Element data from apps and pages
__________

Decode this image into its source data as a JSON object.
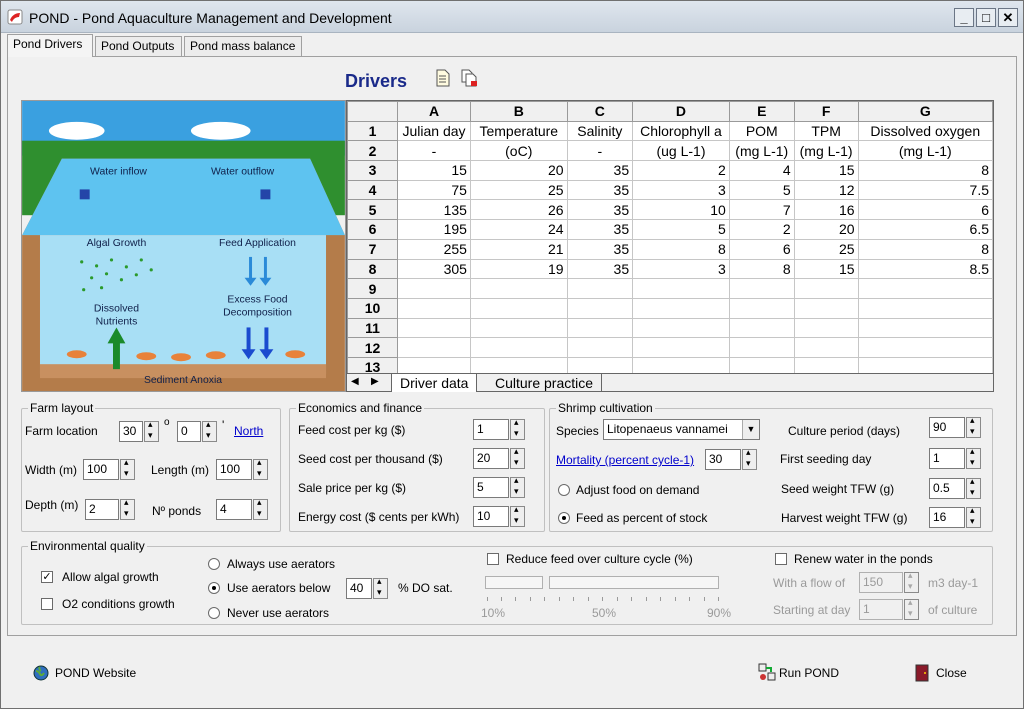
{
  "window": {
    "title": "POND - Pond Aquaculture Management and Development"
  },
  "tabs": [
    "Pond Drivers",
    "Pond Outputs",
    "Pond mass balance"
  ],
  "drivers_title": "Drivers",
  "diagram": {
    "labels": {
      "water_inflow": "Water inflow",
      "water_outflow": "Water outflow",
      "algal_growth": "Algal Growth",
      "feed_application": "Feed Application",
      "dissolved_nutrients_1": "Dissolved",
      "dissolved_nutrients_2": "Nutrients",
      "excess_food_1": "Excess Food",
      "excess_food_2": "Decomposition",
      "sediment": "Sediment Anoxia"
    }
  },
  "sheet": {
    "columns": [
      "A",
      "B",
      "C",
      "D",
      "E",
      "F",
      "G"
    ],
    "row_numbers": [
      "1",
      "2",
      "3",
      "4",
      "5",
      "6",
      "7",
      "8",
      "9",
      "10",
      "11",
      "12",
      "13"
    ],
    "header_row": [
      "Julian day",
      "Temperature",
      "Salinity",
      "Chlorophyll a",
      "POM",
      "TPM",
      "Dissolved oxygen"
    ],
    "units_row": [
      "-",
      "(oC)",
      "-",
      "(ug L-1)",
      "(mg L-1)",
      "(mg L-1)",
      "(mg L-1)"
    ],
    "rows": [
      [
        "15",
        "20",
        "35",
        "2",
        "4",
        "15",
        "8"
      ],
      [
        "75",
        "25",
        "35",
        "3",
        "5",
        "12",
        "7.5"
      ],
      [
        "135",
        "26",
        "35",
        "10",
        "7",
        "16",
        "6"
      ],
      [
        "195",
        "24",
        "35",
        "5",
        "2",
        "20",
        "6.5"
      ],
      [
        "255",
        "21",
        "35",
        "8",
        "6",
        "25",
        "8"
      ],
      [
        "305",
        "19",
        "35",
        "3",
        "8",
        "15",
        "8.5"
      ]
    ],
    "tabs": [
      "Driver data",
      "Culture practice"
    ]
  },
  "farm_layout": {
    "legend": "Farm layout",
    "location_label": "Farm location",
    "location_deg": "30",
    "deg_symbol": "o",
    "location_min": "0",
    "min_symbol": "'",
    "hemisphere": "North",
    "width_label": "Width (m)",
    "width": "100",
    "length_label": "Length (m)",
    "length": "100",
    "depth_label": "Depth (m)",
    "depth": "2",
    "ponds_label": "Nº ponds",
    "ponds": "4"
  },
  "economics": {
    "legend": "Economics and finance",
    "feed_cost_label": "Feed cost per kg ($)",
    "feed_cost": "1",
    "seed_cost_label": "Seed cost per thousand ($)",
    "seed_cost": "20",
    "sale_price_label": "Sale price per kg ($)",
    "sale_price": "5",
    "energy_cost_label": "Energy cost ($ cents per kWh)",
    "energy_cost": "10"
  },
  "shrimp": {
    "legend": "Shrimp cultivation",
    "species_label": "Species",
    "species": "Litopenaeus vannamei",
    "mortality_label": "Mortality (percent cycle-1)",
    "mortality": "30",
    "adjust_food": "Adjust food on demand",
    "feed_percent": "Feed as percent of stock",
    "culture_period_label": "Culture period (days)",
    "culture_period": "90",
    "first_seeding_label": "First seeding day",
    "first_seeding": "1",
    "seed_weight_label": "Seed weight TFW (g)",
    "seed_weight": "0.5",
    "harvest_weight_label": "Harvest weight TFW (g)",
    "harvest_weight": "16"
  },
  "environment": {
    "legend": "Environmental quality",
    "allow_algal": "Allow algal growth",
    "o2_conditions": "O2 conditions growth",
    "always_aerators": "Always use aerators",
    "aerators_below": "Use aerators below",
    "aerators_value": "40",
    "do_sat": "% DO sat.",
    "never_aerators": "Never use aerators",
    "reduce_feed": "Reduce feed over culture cycle (%)",
    "slider_min": "10%",
    "slider_mid": "50%",
    "slider_max": "90%",
    "renew_water": "Renew water in the ponds",
    "flow_label": "With a flow of",
    "flow_value": "150",
    "flow_unit": "m3 day-1",
    "starting_label": "Starting at day",
    "starting_value": "1",
    "starting_unit": "of culture"
  },
  "bottom": {
    "website": "POND Website",
    "run": "Run POND",
    "close": "Close"
  },
  "colors": {
    "title_blue": "#1a2a8a",
    "link": "#0000cc",
    "sky": "#3a9fdf",
    "water": "#5cc0ee",
    "grass": "#2e8f2e",
    "soil": "#b07a48"
  }
}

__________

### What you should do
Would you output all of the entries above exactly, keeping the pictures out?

### Output below
Decode this image into its source data as a JSON object.
{
  "window": {
    "title": "POND - Pond Aquaculture Management and Development"
  },
  "tabs": [
    "Pond Drivers",
    "Pond Outputs",
    "Pond mass balance"
  ],
  "drivers_title": "Drivers",
  "diagram": {
    "labels": {
      "water_inflow": "Water inflow",
      "water_outflow": "Water outflow",
      "algal_growth": "Algal Growth",
      "feed_application": "Feed Application",
      "dissolved_nutrients_1": "Dissolved",
      "dissolved_nutrients_2": "Nutrients",
      "excess_food_1": "Excess Food",
      "excess_food_2": "Decomposition",
      "sediment": "Sediment Anoxia"
    }
  },
  "sheet": {
    "columns": [
      "A",
      "B",
      "C",
      "D",
      "E",
      "F",
      "G"
    ],
    "row_numbers": [
      "1",
      "2",
      "3",
      "4",
      "5",
      "6",
      "7",
      "8",
      "9",
      "10",
      "11",
      "12",
      "13"
    ],
    "header_row": [
      "Julian day",
      "Temperature",
      "Salinity",
      "Chlorophyll a",
      "POM",
      "TPM",
      "Dissolved oxygen"
    ],
    "units_row": [
      "-",
      "(oC)",
      "-",
      "(ug L-1)",
      "(mg L-1)",
      "(mg L-1)",
      "(mg L-1)"
    ],
    "rows": [
      [
        "15",
        "20",
        "35",
        "2",
        "4",
        "15",
        "8"
      ],
      [
        "75",
        "25",
        "35",
        "3",
        "5",
        "12",
        "7.5"
      ],
      [
        "135",
        "26",
        "35",
        "10",
        "7",
        "16",
        "6"
      ],
      [
        "195",
        "24",
        "35",
        "5",
        "2",
        "20",
        "6.5"
      ],
      [
        "255",
        "21",
        "35",
        "8",
        "6",
        "25",
        "8"
      ],
      [
        "305",
        "19",
        "35",
        "3",
        "8",
        "15",
        "8.5"
      ]
    ],
    "tabs": [
      "Driver data",
      "Culture practice"
    ]
  },
  "farm_layout": {
    "legend": "Farm layout",
    "location_label": "Farm location",
    "location_deg": "30",
    "deg_symbol": "o",
    "location_min": "0",
    "min_symbol": "'",
    "hemisphere": "North",
    "width_label": "Width (m)",
    "width": "100",
    "length_label": "Length (m)",
    "length": "100",
    "depth_label": "Depth (m)",
    "depth": "2",
    "ponds_label": "Nº ponds",
    "ponds": "4"
  },
  "economics": {
    "legend": "Economics and finance",
    "feed_cost_label": "Feed cost per kg ($)",
    "feed_cost": "1",
    "seed_cost_label": "Seed cost per thousand ($)",
    "seed_cost": "20",
    "sale_price_label": "Sale price per kg ($)",
    "sale_price": "5",
    "energy_cost_label": "Energy cost ($ cents per kWh)",
    "energy_cost": "10"
  },
  "shrimp": {
    "legend": "Shrimp cultivation",
    "species_label": "Species",
    "species": "Litopenaeus vannamei",
    "mortality_label": "Mortality (percent cycle-1)",
    "mortality": "30",
    "adjust_food": "Adjust food on demand",
    "feed_percent": "Feed as percent of stock",
    "culture_period_label": "Culture period (days)",
    "culture_period": "90",
    "first_seeding_label": "First seeding day",
    "first_seeding": "1",
    "seed_weight_label": "Seed weight TFW (g)",
    "seed_weight": "0.5",
    "harvest_weight_label": "Harvest weight TFW (g)",
    "harvest_weight": "16"
  },
  "environment": {
    "legend": "Environmental quality",
    "allow_algal": "Allow algal growth",
    "o2_conditions": "O2 conditions growth",
    "always_aerators": "Always use aerators",
    "aerators_below": "Use aerators below",
    "aerators_value": "40",
    "do_sat": "% DO sat.",
    "never_aerators": "Never use aerators",
    "reduce_feed": "Reduce feed over culture cycle (%)",
    "slider_min": "10%",
    "slider_mid": "50%",
    "slider_max": "90%",
    "renew_water": "Renew water in the ponds",
    "flow_label": "With a flow of",
    "flow_value": "150",
    "flow_unit": "m3 day-1",
    "starting_label": "Starting at day",
    "starting_value": "1",
    "starting_unit": "of culture"
  },
  "bottom": {
    "website": "POND Website",
    "run": "Run POND",
    "close": "Close"
  },
  "colors": {
    "title_blue": "#1a2a8a",
    "link": "#0000cc",
    "sky": "#3a9fdf",
    "water": "#5cc0ee",
    "grass": "#2e8f2e",
    "soil": "#b07a48"
  }
}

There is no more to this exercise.